## What is being asked
All of the entries below are to be copied without any alteration.

## Records for processing
──────────────────────────────

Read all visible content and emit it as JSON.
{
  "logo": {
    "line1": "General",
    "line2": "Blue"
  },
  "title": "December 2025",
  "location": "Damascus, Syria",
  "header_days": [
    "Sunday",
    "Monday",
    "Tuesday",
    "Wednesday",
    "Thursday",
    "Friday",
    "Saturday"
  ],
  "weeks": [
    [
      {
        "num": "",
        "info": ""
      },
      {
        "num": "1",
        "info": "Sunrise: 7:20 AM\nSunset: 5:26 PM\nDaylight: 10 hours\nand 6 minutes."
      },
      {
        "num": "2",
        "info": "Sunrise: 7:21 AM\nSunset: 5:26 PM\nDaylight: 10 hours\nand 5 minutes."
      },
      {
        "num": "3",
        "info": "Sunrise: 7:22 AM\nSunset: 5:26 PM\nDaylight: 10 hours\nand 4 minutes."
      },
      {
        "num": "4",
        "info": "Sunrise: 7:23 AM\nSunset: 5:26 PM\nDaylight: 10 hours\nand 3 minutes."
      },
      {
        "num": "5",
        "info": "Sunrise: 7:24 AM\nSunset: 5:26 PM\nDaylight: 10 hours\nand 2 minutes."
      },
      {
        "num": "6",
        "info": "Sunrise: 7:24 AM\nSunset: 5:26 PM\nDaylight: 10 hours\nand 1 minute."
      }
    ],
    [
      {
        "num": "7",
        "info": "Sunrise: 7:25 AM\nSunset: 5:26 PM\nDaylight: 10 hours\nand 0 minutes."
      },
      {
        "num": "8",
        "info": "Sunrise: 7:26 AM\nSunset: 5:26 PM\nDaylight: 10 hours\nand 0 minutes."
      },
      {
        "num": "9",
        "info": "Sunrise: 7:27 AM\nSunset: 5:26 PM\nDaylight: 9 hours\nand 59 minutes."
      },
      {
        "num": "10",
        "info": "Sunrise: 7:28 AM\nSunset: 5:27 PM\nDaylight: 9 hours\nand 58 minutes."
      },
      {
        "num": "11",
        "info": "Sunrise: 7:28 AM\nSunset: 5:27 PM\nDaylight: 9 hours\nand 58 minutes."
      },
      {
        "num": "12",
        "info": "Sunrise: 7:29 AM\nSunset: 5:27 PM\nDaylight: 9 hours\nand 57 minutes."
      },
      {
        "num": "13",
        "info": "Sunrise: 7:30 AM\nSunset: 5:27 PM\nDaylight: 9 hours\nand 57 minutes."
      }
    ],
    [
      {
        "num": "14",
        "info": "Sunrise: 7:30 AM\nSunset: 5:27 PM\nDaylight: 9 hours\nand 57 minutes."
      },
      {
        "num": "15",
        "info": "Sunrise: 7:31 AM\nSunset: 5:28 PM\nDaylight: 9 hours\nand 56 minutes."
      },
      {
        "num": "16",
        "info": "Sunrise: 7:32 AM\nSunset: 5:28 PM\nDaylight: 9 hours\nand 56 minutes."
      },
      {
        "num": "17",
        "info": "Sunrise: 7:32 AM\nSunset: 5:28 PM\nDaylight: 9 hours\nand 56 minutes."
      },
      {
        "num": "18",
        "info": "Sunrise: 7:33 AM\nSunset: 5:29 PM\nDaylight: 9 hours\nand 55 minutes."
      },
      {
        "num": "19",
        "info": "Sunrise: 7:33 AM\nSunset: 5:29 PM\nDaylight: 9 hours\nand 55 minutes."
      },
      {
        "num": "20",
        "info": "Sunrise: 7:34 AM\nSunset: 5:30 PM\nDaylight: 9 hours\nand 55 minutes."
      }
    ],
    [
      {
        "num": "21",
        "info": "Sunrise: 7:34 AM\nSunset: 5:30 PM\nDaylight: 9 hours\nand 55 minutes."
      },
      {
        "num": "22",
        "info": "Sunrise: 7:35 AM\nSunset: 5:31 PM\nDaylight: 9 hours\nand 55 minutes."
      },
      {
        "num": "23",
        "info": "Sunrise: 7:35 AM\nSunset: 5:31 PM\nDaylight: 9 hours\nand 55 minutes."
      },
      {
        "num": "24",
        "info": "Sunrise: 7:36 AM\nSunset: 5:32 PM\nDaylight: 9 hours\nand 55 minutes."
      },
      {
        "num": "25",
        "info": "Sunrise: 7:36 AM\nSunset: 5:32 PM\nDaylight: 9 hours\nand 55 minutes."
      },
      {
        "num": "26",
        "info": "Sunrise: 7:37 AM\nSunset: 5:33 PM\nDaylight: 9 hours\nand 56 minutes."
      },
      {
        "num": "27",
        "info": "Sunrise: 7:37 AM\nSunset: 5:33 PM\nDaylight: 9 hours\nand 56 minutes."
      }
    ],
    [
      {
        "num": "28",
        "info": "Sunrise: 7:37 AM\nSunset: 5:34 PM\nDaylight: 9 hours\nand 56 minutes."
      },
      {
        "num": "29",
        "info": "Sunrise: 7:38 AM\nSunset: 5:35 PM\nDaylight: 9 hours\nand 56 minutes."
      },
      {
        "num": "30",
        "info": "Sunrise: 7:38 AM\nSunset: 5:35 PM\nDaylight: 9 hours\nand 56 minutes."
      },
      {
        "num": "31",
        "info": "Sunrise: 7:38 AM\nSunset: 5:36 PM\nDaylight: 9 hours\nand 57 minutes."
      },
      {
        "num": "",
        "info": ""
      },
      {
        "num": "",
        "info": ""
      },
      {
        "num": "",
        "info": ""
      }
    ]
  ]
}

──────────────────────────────

## Answer to this problem
Read all visible content and emit it as JSON.
{
  "logo": {
    "line1": "General",
    "line2": "Blue"
  },
  "title": "December 2025",
  "location": "Damascus, Syria",
  "header_days": [
    "Sunday",
    "Monday",
    "Tuesday",
    "Wednesday",
    "Thursday",
    "Friday",
    "Saturday"
  ],
  "weeks": [
    [
      {
        "num": "",
        "info": ""
      },
      {
        "num": "1",
        "info": "Sunrise: 7:20 AM\nSunset: 5:26 PM\nDaylight: 10 hours\nand 6 minutes."
      },
      {
        "num": "2",
        "info": "Sunrise: 7:21 AM\nSunset: 5:26 PM\nDaylight: 10 hours\nand 5 minutes."
      },
      {
        "num": "3",
        "info": "Sunrise: 7:22 AM\nSunset: 5:26 PM\nDaylight: 10 hours\nand 4 minutes."
      },
      {
        "num": "4",
        "info": "Sunrise: 7:23 AM\nSunset: 5:26 PM\nDaylight: 10 hours\nand 3 minutes."
      },
      {
        "num": "5",
        "info": "Sunrise: 7:24 AM\nSunset: 5:26 PM\nDaylight: 10 hours\nand 2 minutes."
      },
      {
        "num": "6",
        "info": "Sunrise: 7:24 AM\nSunset: 5:26 PM\nDaylight: 10 hours\nand 1 minute."
      }
    ],
    [
      {
        "num": "7",
        "info": "Sunrise: 7:25 AM\nSunset: 5:26 PM\nDaylight: 10 hours\nand 0 minutes."
      },
      {
        "num": "8",
        "info": "Sunrise: 7:26 AM\nSunset: 5:26 PM\nDaylight: 10 hours\nand 0 minutes."
      },
      {
        "num": "9",
        "info": "Sunrise: 7:27 AM\nSunset: 5:26 PM\nDaylight: 9 hours\nand 59 minutes."
      },
      {
        "num": "10",
        "info": "Sunrise: 7:28 AM\nSunset: 5:27 PM\nDaylight: 9 hours\nand 58 minutes."
      },
      {
        "num": "11",
        "info": "Sunrise: 7:28 AM\nSunset: 5:27 PM\nDaylight: 9 hours\nand 58 minutes."
      },
      {
        "num": "12",
        "info": "Sunrise: 7:29 AM\nSunset: 5:27 PM\nDaylight: 9 hours\nand 57 minutes."
      },
      {
        "num": "13",
        "info": "Sunrise: 7:30 AM\nSunset: 5:27 PM\nDaylight: 9 hours\nand 57 minutes."
      }
    ],
    [
      {
        "num": "14",
        "info": "Sunrise: 7:30 AM\nSunset: 5:27 PM\nDaylight: 9 hours\nand 57 minutes."
      },
      {
        "num": "15",
        "info": "Sunrise: 7:31 AM\nSunset: 5:28 PM\nDaylight: 9 hours\nand 56 minutes."
      },
      {
        "num": "16",
        "info": "Sunrise: 7:32 AM\nSunset: 5:28 PM\nDaylight: 9 hours\nand 56 minutes."
      },
      {
        "num": "17",
        "info": "Sunrise: 7:32 AM\nSunset: 5:28 PM\nDaylight: 9 hours\nand 56 minutes."
      },
      {
        "num": "18",
        "info": "Sunrise: 7:33 AM\nSunset: 5:29 PM\nDaylight: 9 hours\nand 55 minutes."
      },
      {
        "num": "19",
        "info": "Sunrise: 7:33 AM\nSunset: 5:29 PM\nDaylight: 9 hours\nand 55 minutes."
      },
      {
        "num": "20",
        "info": "Sunrise: 7:34 AM\nSunset: 5:30 PM\nDaylight: 9 hours\nand 55 minutes."
      }
    ],
    [
      {
        "num": "21",
        "info": "Sunrise: 7:34 AM\nSunset: 5:30 PM\nDaylight: 9 hours\nand 55 minutes."
      },
      {
        "num": "22",
        "info": "Sunrise: 7:35 AM\nSunset: 5:31 PM\nDaylight: 9 hours\nand 55 minutes."
      },
      {
        "num": "23",
        "info": "Sunrise: 7:35 AM\nSunset: 5:31 PM\nDaylight: 9 hours\nand 55 minutes."
      },
      {
        "num": "24",
        "info": "Sunrise: 7:36 AM\nSunset: 5:32 PM\nDaylight: 9 hours\nand 55 minutes."
      },
      {
        "num": "25",
        "info": "Sunrise: 7:36 AM\nSunset: 5:32 PM\nDaylight: 9 hours\nand 55 minutes."
      },
      {
        "num": "26",
        "info": "Sunrise: 7:37 AM\nSunset: 5:33 PM\nDaylight: 9 hours\nand 56 minutes."
      },
      {
        "num": "27",
        "info": "Sunrise: 7:37 AM\nSunset: 5:33 PM\nDaylight: 9 hours\nand 56 minutes."
      }
    ],
    [
      {
        "num": "28",
        "info": "Sunrise: 7:37 AM\nSunset: 5:34 PM\nDaylight: 9 hours\nand 56 minutes."
      },
      {
        "num": "29",
        "info": "Sunrise: 7:38 AM\nSunset: 5:35 PM\nDaylight: 9 hours\nand 56 minutes."
      },
      {
        "num": "30",
        "info": "Sunrise: 7:38 AM\nSunset: 5:35 PM\nDaylight: 9 hours\nand 56 minutes."
      },
      {
        "num": "31",
        "info": "Sunrise: 7:38 AM\nSunset: 5:36 PM\nDaylight: 9 hours\nand 57 minutes."
      },
      {
        "num": "",
        "info": ""
      },
      {
        "num": "",
        "info": ""
      },
      {
        "num": "",
        "info": ""
      }
    ]
  ]
}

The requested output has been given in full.